People think I’m crazy for deleting my Facebook wall each day. When I’m put on the spot about this (usually after a few beers) I tend to rattle on like a deranged conspiracy theorist and generally make it much worse for myself.
One comment usually brings the issue home quite nicely though. I ask:
“How often to you mention being drunk, or being hungover on your Facebook wall?”
– the answer is invariably “often”
“What if in five years you can’t get life insurance because you’ve been profiled as a high risk for alcohol-related illness?”
Should I be paranoid?
Long version coming up
I got a Debenhams store card the other week. I was asked the usual credit-check questions, but after the first dozen I got suspicious. I asked the lady if these questions were ‘optional’; she confirmed that they were, so I opted out.
We’ve become more-or-less comfortable with the concept of credit checks – they’re a necessity of our financial lives. But these optional questions were pushing the boundary a bit, they seemed like more general demographic profiling questions. I suspect that my card was approved as soon as they had my name and address.
Most people are aware (I hope) of how our purchasing habits (through things like Nectar) can be used to build up a profile of us as consumers. It all seems pretty harmless when you get a voucher for tiramisu through your door, but what if marketing data affected more important things in your life than free cake?
A recent article in Wired led me to an experiment by Deloitte Consulting. The experiment was a predictive modelling approach to the usual methods of Aviva’s life insurance underwriting. 37% of the model’s predictive ability came from consumer-marketing data. Think about that for a moment — not just facts in your medical history, but what you like to do at weekends. What we’re talking about here is extrapolation of the probability of your death.

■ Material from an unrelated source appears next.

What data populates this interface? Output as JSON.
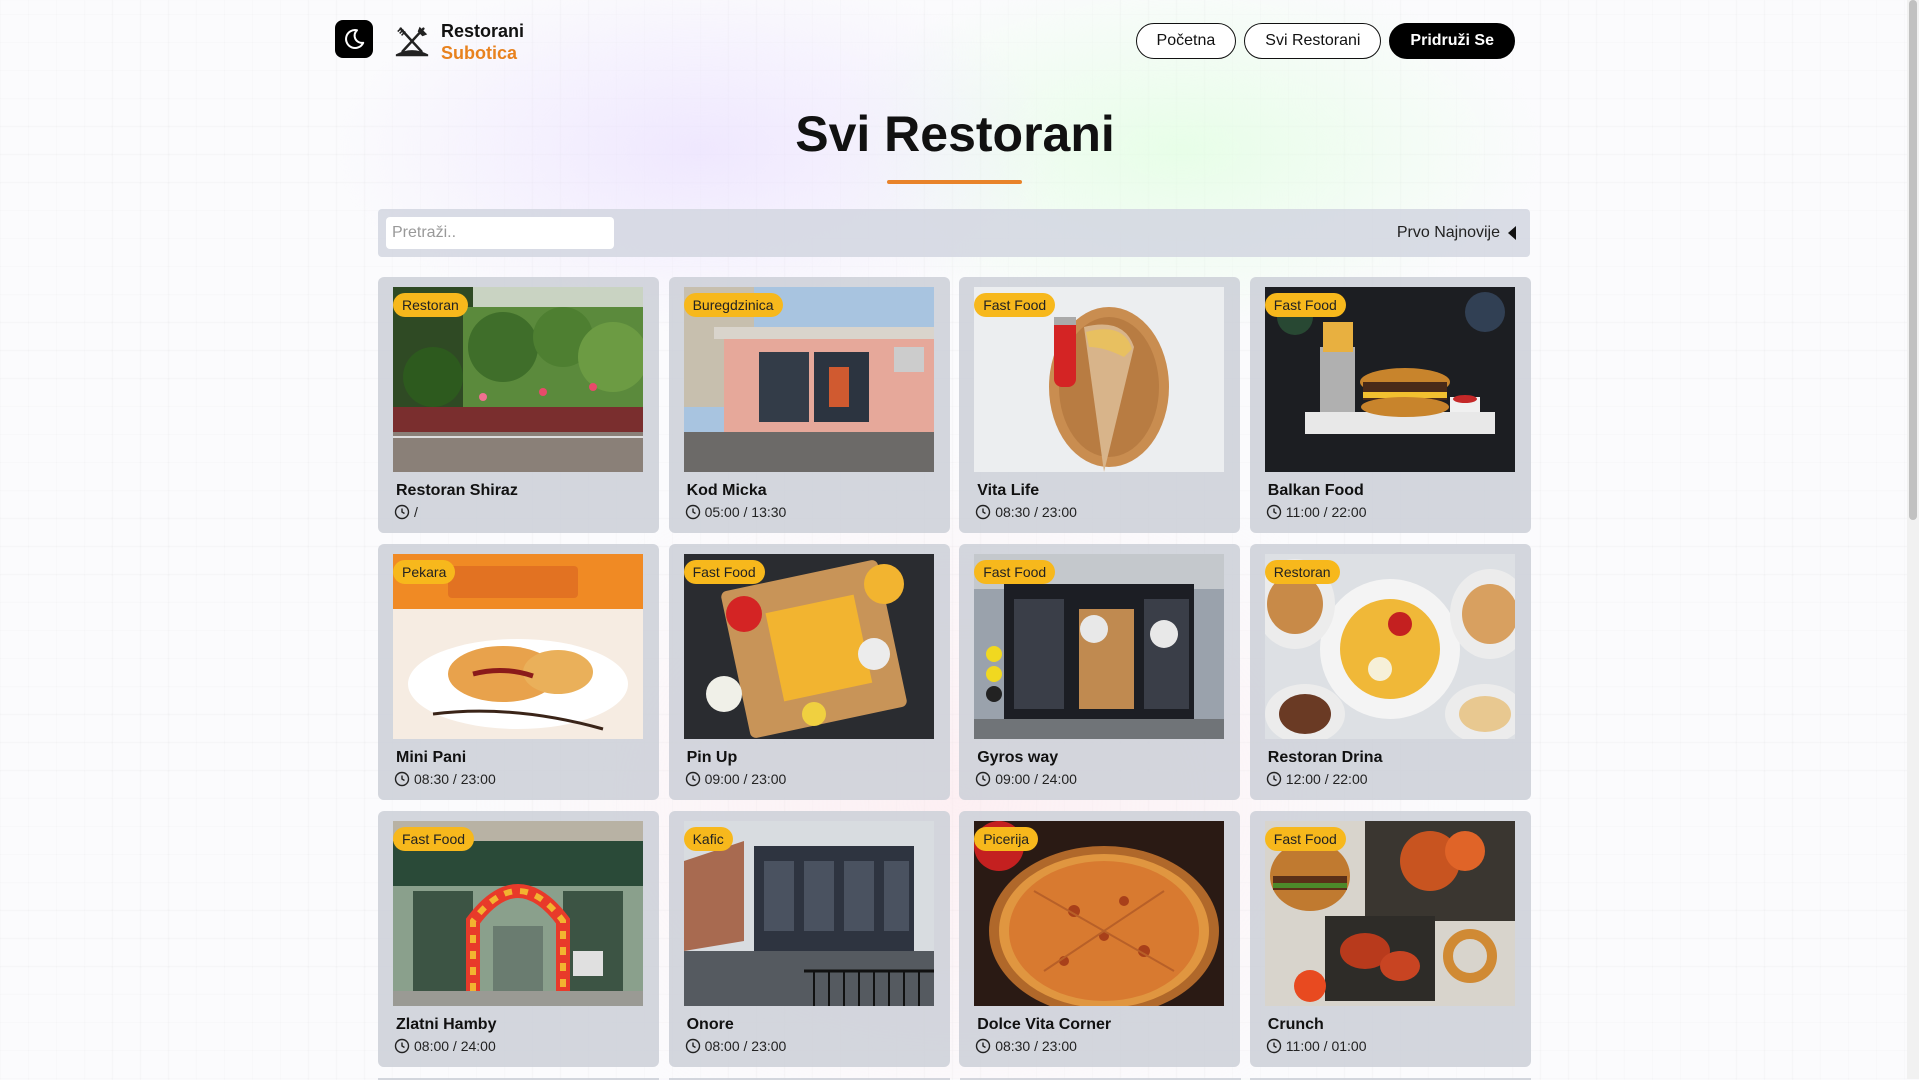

Not only does this concept scare the crap out of me, but I immediately think about all the data I’ve pumped into Facebook and Twitter over the years. Extracting value from this kind of noisy data is clearly a hot area for startups too. Some firms (like Google-acquired Fflick) are using machine learning to turn status updates into discernible data. Once this technology is more reliable, the face of consumer profiling will take a serious leap.
The direct marketing division of Equifax was acquired last year by Alliance Data Systems for $117 million. (that’s 0.2% of Facebook’s valuation). We already know the value Facebook can bring to targeted advertising. Just imagine if Facebook entered the profiling market at this level. The ubiquitous Like button even gives Facebook the potential ability to know what other sites you visit. You may not even need to tell them you prefer the FT to the Daily Mail – they may already know.
An obvious caveat to Facebook’s profiling ability is that your Facebook isn’t necessarily tied directly to your legal identity, or exact postal address. I am merely “Tim W” and they don’t have my mobile number. However, I imagine I’m in the minority here – Facebook are very aggressive in farming this data. They even use an irritating Captcha to coerce you into ‘verifying’ your account.
How long before you can enter a person’s name and address into a system and get back a quantified likelihood of that person crashing a car, getting arrested, dying of liver failure, or skiing off a cliff?